Yesterday, I started a new medication – Ibrance. It’s a new class of drugs called CDK 4/6 inhibitors, that was only very recently approved by the FDA. I take it every morning for 3 weeks with letrozole, an aromatase inhibitor, and then have one week off. Each month is a “cycle” on the drug. Truthfully, it’s been a challenging last few weeks for me. I’ve been anxious about starting this drug, as it can have more intense side effects than I have experienced thus far, and, frankly, I have been worried that it won’t work. While i know that fear is premature, it nagged at me nonetheless. This drug is considered state-of-the-art therapy for ER+ metastatic breast cancer. I keep reminding myself that, if and possibly when I find myself in the position in which this medication may no longer be sufficiently effective, it is likely that there will be another new drug on the market. And there are other options as well, but none are shown to be quite as powerful as this one.

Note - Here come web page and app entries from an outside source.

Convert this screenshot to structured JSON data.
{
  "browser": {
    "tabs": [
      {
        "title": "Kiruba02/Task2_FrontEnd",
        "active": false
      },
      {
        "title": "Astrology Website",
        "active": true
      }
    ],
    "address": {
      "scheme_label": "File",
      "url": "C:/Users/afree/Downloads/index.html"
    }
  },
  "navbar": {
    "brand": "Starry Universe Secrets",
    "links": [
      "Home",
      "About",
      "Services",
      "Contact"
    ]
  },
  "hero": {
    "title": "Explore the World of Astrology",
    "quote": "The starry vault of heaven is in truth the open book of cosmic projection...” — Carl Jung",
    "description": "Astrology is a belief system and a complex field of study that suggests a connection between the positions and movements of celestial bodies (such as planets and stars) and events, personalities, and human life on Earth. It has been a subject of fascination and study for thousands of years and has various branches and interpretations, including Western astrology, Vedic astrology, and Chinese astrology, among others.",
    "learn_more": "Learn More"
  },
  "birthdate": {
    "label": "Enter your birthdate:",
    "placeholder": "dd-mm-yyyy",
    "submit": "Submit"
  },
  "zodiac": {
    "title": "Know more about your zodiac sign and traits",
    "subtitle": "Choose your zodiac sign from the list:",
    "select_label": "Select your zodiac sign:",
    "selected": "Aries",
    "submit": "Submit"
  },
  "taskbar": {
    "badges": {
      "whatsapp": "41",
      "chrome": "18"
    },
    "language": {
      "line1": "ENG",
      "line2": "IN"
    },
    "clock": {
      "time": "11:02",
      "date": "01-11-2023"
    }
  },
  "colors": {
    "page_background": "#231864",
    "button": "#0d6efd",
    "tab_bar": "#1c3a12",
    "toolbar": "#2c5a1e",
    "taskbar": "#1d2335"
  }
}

I also had my first appointment with Dr. G since starting treatment. I was anxious for this appointment as well, as I have had a lot of pain in the first month on these meds. However, Dr. G indicated that the pain at this point, in the manner in which I was experiencing it, was a good sign, and was an indicator that the medication seems to be working. Additionally, she mentioned during her physical exam, that my breast tissue felt softer and less dense, another sign that the tumor may be shrinking. This is good news, particularly since I had not, at that point, started the Ibrance yet. I’m optimistic and hopeful that things will continue on this path, but I also appreciate that things can shift directions quickly. I would be lying if I said that didn’t make me nervous.
We, as a family, have started making strides in finding a new normal in our house. I bit the bullet and set up a monthly housecleaner, and enrolled Felix in preschool two days a week. I have also been going to acupuncture appointments, swimming three times a week, and shifting our family’s diet to include more vegetables and plants. I am arranging for several other supplemental practitioners to help me manage both my medical care and my overall well-being over the course of the next few months and years, and I have several wonderful support groups that I continue to attend regularly. Yet, it’s still been hard. Sleep continues to be somewhat fitful for me, and the hot flashes of menopause are as unpleasant as people say they are. There is no escaping this diagnosis.
All told, though, I have taken solace in how fortunate we are. I am feeling good, considering my diagnosis, and my treatment seems to be heading in the right direction. Felix has been tremendously resilient throughout all of this, and the care, love, and support we have received from family and friends has been incredible, and lifted us up through so much. While it’s ok to struggle at times, I have also been trying to remind myself that it’s ok to also be happy. It’s ok to find joy in the midst of the struggle, and that’s not a cancer challenge, but a life challenge. And it is a challenge I accept.